Maganzo is a village located in north-western Tanzania with a population of about 3,500, all members of the Sukuma tribe. Agriculture is the population’s main occupation. The Congregation of St Elisabeth has been operating a health centre in the village for several years.

In January 2016, the health centre opened a maternity ward with a clinic for pregnant women and mothers with small children. The ward provides basic check-ups, while also weighing and vaccinating children. On a daily basis, the clinic receives about 20-30 pregnant women and around 50-70 children.

Some of the main health problems the village population faces are malaria, typhoid fever, malnutrition, anaemia, parasitic infections of the gastrointestinal tract, tuberculosis and HIV. They are also prone to injuries and skin infections of all kinds. The health centre’s biggest problem is the general shortage of medical staff, medicines, medical equipment and dressings.

All project activities were designed in response to the needs of the health centre and aimed at helping the local population improve their quality of life and access to healthcare and to deepen health awareness among the Sukuma community.

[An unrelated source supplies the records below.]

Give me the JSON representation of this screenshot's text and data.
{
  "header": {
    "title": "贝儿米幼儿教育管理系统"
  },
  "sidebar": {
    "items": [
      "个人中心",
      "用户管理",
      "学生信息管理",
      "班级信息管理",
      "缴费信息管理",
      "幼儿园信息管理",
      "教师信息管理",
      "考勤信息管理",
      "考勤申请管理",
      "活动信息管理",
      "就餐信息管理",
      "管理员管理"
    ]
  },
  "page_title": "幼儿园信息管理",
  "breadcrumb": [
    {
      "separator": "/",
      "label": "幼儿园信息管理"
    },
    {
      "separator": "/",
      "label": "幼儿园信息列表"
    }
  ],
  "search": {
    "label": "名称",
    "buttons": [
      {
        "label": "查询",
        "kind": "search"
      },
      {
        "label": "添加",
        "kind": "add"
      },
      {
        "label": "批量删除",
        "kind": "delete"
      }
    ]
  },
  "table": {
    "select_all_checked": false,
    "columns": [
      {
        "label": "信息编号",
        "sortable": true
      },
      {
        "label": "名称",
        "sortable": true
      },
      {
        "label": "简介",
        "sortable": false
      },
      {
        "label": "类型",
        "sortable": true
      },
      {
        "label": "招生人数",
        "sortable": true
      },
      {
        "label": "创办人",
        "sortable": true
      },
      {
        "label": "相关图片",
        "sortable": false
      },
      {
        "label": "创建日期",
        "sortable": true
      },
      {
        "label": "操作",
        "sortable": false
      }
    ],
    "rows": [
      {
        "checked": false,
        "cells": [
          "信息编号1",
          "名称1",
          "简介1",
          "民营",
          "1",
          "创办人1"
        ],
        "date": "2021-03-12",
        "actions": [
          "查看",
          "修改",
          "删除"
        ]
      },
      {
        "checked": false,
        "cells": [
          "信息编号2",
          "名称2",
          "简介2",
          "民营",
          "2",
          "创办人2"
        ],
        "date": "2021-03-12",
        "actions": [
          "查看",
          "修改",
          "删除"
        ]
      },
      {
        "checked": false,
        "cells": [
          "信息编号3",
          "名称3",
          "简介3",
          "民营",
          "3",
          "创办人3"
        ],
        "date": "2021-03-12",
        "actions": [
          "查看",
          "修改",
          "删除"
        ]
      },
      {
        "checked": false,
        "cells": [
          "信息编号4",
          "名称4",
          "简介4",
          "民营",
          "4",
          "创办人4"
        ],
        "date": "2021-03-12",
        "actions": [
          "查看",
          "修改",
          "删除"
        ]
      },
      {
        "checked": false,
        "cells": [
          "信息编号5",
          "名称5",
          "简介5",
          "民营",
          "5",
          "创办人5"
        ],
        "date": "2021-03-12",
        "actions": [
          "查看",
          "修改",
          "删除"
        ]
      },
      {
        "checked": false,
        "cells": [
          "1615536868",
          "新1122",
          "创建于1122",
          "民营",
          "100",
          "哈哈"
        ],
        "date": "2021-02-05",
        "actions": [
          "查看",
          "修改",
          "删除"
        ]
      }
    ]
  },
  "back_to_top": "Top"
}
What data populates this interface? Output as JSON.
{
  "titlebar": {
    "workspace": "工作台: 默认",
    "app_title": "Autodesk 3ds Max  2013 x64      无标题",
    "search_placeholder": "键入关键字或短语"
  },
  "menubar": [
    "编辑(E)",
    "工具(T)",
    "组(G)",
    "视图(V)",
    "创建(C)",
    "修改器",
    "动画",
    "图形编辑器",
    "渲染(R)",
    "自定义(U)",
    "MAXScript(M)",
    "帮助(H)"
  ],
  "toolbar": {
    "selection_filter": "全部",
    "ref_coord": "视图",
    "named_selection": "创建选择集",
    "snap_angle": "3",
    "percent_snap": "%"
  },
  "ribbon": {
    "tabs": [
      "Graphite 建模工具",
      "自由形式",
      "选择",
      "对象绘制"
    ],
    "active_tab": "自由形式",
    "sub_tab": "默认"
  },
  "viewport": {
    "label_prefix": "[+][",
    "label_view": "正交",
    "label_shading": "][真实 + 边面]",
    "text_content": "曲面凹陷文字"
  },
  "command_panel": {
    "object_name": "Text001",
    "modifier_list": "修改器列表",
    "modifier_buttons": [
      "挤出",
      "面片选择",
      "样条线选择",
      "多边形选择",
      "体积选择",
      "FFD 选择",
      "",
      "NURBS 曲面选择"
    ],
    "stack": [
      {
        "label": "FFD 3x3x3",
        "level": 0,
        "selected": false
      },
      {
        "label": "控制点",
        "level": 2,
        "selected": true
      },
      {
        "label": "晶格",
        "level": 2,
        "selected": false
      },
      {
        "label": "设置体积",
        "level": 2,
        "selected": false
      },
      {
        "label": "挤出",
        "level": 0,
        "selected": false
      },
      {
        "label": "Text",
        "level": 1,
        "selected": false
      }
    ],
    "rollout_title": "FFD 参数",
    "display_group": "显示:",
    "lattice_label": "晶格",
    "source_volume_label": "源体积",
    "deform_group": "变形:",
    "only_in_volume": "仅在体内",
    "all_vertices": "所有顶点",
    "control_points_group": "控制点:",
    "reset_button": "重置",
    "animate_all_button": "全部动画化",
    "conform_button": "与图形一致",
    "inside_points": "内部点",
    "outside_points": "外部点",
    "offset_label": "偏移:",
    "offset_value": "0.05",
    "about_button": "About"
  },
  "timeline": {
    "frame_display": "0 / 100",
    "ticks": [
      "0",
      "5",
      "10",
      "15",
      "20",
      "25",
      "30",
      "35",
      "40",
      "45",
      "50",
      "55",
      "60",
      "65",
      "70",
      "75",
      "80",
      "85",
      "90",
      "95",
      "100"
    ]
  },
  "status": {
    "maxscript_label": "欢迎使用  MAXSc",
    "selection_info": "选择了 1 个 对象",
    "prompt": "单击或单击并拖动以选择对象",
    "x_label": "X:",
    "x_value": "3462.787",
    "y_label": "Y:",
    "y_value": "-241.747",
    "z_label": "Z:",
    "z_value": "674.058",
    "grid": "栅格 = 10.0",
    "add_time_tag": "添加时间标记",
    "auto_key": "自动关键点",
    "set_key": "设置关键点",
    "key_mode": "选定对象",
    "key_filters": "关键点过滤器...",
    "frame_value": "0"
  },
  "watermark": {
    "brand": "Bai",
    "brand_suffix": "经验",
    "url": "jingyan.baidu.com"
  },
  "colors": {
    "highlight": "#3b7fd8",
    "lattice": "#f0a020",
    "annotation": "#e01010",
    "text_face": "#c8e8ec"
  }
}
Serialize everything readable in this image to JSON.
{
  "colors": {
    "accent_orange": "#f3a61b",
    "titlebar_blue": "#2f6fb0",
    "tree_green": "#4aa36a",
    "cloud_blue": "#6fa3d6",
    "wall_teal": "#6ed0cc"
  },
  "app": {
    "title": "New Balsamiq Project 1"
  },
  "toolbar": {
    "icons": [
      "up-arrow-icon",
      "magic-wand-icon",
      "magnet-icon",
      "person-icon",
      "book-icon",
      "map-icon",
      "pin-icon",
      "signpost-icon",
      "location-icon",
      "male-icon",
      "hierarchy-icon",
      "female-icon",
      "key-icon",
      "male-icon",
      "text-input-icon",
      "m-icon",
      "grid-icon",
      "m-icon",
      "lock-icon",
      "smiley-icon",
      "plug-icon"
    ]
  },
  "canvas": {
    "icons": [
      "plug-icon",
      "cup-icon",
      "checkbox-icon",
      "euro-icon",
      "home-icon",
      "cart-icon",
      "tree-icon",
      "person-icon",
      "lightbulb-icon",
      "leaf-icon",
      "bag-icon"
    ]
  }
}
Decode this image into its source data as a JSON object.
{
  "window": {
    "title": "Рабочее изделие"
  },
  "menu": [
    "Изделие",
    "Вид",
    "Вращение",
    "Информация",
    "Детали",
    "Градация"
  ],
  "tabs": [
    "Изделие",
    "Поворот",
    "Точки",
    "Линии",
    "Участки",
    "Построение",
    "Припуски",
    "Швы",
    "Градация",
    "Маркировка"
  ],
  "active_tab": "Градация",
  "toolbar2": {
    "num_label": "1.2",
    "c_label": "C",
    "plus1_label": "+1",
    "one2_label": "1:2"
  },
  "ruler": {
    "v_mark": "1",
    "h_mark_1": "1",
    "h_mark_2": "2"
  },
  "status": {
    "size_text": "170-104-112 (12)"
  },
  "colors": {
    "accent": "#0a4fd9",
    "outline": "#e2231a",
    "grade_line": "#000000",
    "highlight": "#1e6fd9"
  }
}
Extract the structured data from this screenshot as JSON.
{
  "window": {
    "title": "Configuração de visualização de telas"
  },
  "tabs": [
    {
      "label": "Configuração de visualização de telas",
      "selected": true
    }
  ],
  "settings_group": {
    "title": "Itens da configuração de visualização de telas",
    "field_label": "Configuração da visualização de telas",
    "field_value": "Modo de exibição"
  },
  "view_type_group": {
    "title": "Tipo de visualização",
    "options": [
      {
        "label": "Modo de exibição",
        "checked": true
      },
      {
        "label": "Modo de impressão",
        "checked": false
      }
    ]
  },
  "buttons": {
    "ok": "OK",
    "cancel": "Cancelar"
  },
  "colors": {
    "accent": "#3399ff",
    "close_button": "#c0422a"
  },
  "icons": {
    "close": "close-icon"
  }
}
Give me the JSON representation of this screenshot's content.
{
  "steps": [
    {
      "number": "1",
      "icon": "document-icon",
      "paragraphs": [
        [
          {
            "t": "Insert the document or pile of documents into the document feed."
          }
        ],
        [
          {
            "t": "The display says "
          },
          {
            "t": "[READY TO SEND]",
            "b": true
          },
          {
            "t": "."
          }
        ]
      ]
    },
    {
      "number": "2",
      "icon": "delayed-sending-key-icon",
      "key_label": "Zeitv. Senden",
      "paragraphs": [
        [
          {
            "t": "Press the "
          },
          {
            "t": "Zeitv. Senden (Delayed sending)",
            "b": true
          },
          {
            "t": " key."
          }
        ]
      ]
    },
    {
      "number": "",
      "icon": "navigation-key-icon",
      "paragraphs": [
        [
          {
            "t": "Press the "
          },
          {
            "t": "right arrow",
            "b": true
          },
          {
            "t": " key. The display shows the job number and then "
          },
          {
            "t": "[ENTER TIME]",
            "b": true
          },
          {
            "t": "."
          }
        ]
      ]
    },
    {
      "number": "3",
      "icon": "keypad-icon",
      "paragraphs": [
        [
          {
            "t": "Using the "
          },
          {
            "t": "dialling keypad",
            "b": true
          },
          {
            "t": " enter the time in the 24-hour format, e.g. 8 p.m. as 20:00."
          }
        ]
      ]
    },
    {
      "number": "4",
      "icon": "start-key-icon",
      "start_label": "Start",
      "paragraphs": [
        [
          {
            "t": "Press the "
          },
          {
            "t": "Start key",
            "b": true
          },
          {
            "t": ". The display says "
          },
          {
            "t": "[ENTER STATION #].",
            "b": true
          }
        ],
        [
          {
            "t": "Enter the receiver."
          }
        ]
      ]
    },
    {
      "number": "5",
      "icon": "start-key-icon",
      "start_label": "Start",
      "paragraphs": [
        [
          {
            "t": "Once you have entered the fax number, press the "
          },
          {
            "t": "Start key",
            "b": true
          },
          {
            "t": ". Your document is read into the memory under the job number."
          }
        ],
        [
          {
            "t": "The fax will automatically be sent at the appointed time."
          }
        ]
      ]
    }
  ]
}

Gynecologist in Africa

The woman volunteer, who is a gynaecologist and obstetrician, resided in Tanzania from 2 November 2016 to 22 December 2016. The project responded to the problem of the shortage of medical staff at the St Padre Pio Health Centre in Maganzo. The aim was to improve the standard of care and to increase the accessibility of medical services to the local population.

Project tasks included:

1. The work of a physician in the health centre and provision of day-to-day medical care: changing dressings, administering medicines, performing basic patient examinations;

2. Keeping medical records through updating patient card files, which can help future volunteers coming to work at the mission;

3. Caring for pregnant women and performing relevant examinations and check-ups;

4. Assisting with deliveries and taking care of the mothers and children;

5. Performing preventive examinations for the presence of cervical cancer;

6. Introducing improved standards of perinatal care;

7. Organising educational meetings for women on the topic of diseases and conditions involving genitalia;

8. Training medical personnel in the delivery of normal births; and

9. Examining women for fertility problems.

Gynecologist in Africa

The volunteer received 330 patients and assisted with 11 deliveries. More than half of the patients went through fertility testing. She also performed examinations of pregnant women who could also consult her; she cared for mothers and their infants and, where needed, initiated appropriate therapies. When necessary, she referred her patients to a hospital about 100 kilometres away.

The volunteer also dealt with prevention of cervical cancer through cytology lab tests and USG tests. Cervical cancer was diagnosed in several patients. In addition, the volunteer engaged in educational activities focusing on diseases affecting women, and educated her patients about perinatal hygiene; she organised two meetings for women. The volunteer trained hospital staff on the delivery of normal births and on the use of a transcervical Foley catheter for to induce labour.